• The problem: A complete, exact copy of the records is needed here.

• The records:

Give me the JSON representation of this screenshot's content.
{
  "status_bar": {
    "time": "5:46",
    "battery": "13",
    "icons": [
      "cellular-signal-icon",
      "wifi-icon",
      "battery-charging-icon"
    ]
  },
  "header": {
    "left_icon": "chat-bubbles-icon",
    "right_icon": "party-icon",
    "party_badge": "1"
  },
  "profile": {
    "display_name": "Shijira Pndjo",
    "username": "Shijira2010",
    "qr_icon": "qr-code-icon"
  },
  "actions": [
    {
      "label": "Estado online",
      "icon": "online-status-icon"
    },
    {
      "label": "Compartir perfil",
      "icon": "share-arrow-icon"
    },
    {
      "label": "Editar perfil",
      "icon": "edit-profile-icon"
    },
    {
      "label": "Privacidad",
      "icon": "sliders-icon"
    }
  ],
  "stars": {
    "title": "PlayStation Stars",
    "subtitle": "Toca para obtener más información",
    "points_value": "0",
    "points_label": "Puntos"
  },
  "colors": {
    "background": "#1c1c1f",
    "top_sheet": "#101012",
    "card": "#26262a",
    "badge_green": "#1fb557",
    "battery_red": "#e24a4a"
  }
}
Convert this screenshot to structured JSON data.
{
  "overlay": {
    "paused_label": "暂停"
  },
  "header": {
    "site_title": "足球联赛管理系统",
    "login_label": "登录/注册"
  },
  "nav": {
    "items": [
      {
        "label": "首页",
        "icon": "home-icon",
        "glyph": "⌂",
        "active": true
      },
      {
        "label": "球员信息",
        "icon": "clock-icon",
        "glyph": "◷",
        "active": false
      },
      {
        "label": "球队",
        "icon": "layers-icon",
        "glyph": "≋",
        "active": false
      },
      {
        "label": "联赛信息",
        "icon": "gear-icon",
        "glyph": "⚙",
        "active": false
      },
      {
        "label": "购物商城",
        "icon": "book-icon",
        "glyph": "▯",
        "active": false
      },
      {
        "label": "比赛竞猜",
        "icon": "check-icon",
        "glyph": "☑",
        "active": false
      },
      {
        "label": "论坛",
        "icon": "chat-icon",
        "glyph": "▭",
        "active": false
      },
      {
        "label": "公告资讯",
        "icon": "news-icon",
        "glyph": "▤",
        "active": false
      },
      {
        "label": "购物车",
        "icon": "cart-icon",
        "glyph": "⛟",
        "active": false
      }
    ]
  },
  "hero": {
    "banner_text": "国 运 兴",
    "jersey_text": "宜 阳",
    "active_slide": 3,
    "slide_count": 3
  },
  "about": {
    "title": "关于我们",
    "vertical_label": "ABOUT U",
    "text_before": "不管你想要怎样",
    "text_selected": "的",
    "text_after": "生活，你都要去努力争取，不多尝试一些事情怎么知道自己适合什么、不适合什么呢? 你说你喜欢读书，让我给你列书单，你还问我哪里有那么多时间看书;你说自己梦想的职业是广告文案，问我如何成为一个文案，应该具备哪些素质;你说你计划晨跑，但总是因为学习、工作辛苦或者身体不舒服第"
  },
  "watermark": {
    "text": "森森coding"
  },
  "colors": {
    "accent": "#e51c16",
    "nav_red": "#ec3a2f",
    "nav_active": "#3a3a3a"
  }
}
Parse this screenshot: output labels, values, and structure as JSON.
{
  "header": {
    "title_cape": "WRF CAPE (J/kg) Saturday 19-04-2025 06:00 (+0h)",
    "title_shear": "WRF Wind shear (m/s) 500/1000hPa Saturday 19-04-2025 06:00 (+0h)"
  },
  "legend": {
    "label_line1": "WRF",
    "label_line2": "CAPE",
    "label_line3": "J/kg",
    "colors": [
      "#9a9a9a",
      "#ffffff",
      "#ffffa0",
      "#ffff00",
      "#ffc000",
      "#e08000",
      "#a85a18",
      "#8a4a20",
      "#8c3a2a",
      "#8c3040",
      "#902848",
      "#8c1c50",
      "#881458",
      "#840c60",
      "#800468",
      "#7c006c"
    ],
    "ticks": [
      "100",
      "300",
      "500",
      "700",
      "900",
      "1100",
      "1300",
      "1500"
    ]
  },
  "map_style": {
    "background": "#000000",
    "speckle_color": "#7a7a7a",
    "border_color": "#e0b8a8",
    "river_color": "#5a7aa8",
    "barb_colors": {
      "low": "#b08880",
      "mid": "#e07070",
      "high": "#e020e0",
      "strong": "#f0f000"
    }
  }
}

• Task response:
Give me the JSON representation of this screenshot's content.
{
  "status_bar": {
    "time": "5:46",
    "battery": "13",
    "icons": [
      "cellular-signal-icon",
      "wifi-icon",
      "battery-charging-icon"
    ]
  },
  "header": {
    "left_icon": "chat-bubbles-icon",
    "right_icon": "party-icon",
    "party_badge": "1"
  },
  "profile": {
    "display_name": "Shijira Pndjo",
    "username": "Shijira2010",
    "qr_icon": "qr-code-icon"
  },
  "actions": [
    {
      "label": "Estado online",
      "icon": "online-status-icon"
    },
    {
      "label": "Compartir perfil",
      "icon": "share-arrow-icon"
    },
    {
      "label": "Editar perfil",
      "icon": "edit-profile-icon"
    },
    {
      "label": "Privacidad",
      "icon": "sliders-icon"
    }
  ],
  "stars": {
    "title": "PlayStation Stars",
    "subtitle": "Toca para obtener más información",
    "points_value": "0",
    "points_label": "Puntos"
  },
  "colors": {
    "background": "#1c1c1f",
    "top_sheet": "#101012",
    "card": "#26262a",
    "badge_green": "#1fb557",
    "battery_red": "#e24a4a"
  }
}
Convert this screenshot to structured JSON data.
{
  "overlay": {
    "paused_label": "暂停"
  },
  "header": {
    "site_title": "足球联赛管理系统",
    "login_label": "登录/注册"
  },
  "nav": {
    "items": [
      {
        "label": "首页",
        "icon": "home-icon",
        "glyph": "⌂",
        "active": true
      },
      {
        "label": "球员信息",
        "icon": "clock-icon",
        "glyph": "◷",
        "active": false
      },
      {
        "label": "球队",
        "icon": "layers-icon",
        "glyph": "≋",
        "active": false
      },
      {
        "label": "联赛信息",
        "icon": "gear-icon",
        "glyph": "⚙",
        "active": false
      },
      {
        "label": "购物商城",
        "icon": "book-icon",
        "glyph": "▯",
        "active": false
      },
      {
        "label": "比赛竞猜",
        "icon": "check-icon",
        "glyph": "☑",
        "active": false
      },
      {
        "label": "论坛",
        "icon": "chat-icon",
        "glyph": "▭",
        "active": false
      },
      {
        "label": "公告资讯",
        "icon": "news-icon",
        "glyph": "▤",
        "active": false
      },
      {
        "label": "购物车",
        "icon": "cart-icon",
        "glyph": "⛟",
        "active": false
      }
    ]
  },
  "hero": {
    "banner_text": "国 运 兴",
    "jersey_text": "宜 阳",
    "active_slide": 3,
    "slide_count": 3
  },
  "about": {
    "title": "关于我们",
    "vertical_label": "ABOUT U",
    "text_before": "不管你想要怎样",
    "text_selected": "的",
    "text_after": "生活，你都要去努力争取，不多尝试一些事情怎么知道自己适合什么、不适合什么呢? 你说你喜欢读书，让我给你列书单，你还问我哪里有那么多时间看书;你说自己梦想的职业是广告文案，问我如何成为一个文案，应该具备哪些素质;你说你计划晨跑，但总是因为学习、工作辛苦或者身体不舒服第"
  },
  "watermark": {
    "text": "森森coding"
  },
  "colors": {
    "accent": "#e51c16",
    "nav_red": "#ec3a2f",
    "nav_active": "#3a3a3a"
  }
}
Parse this screenshot: output labels, values, and structure as JSON.
{
  "header": {
    "title_cape": "WRF CAPE (J/kg) Saturday 19-04-2025 06:00 (+0h)",
    "title_shear": "WRF Wind shear (m/s) 500/1000hPa Saturday 19-04-2025 06:00 (+0h)"
  },
  "legend": {
    "label_line1": "WRF",
    "label_line2": "CAPE",
    "label_line3": "J/kg",
    "colors": [
      "#9a9a9a",
      "#ffffff",
      "#ffffa0",
      "#ffff00",
      "#ffc000",
      "#e08000",
      "#a85a18",
      "#8a4a20",
      "#8c3a2a",
      "#8c3040",
      "#902848",
      "#8c1c50",
      "#881458",
      "#840c60",
      "#800468",
      "#7c006c"
    ],
    "ticks": [
      "100",
      "300",
      "500",
      "700",
      "900",
      "1100",
      "1300",
      "1500"
    ]
  },
  "map_style": {
    "background": "#000000",
    "speckle_color": "#7a7a7a",
    "border_color": "#e0b8a8",
    "river_color": "#5a7aa8",
    "barb_colors": {
      "low": "#b08880",
      "mid": "#e07070",
      "high": "#e020e0",
      "strong": "#f0f000"
    }
  }
}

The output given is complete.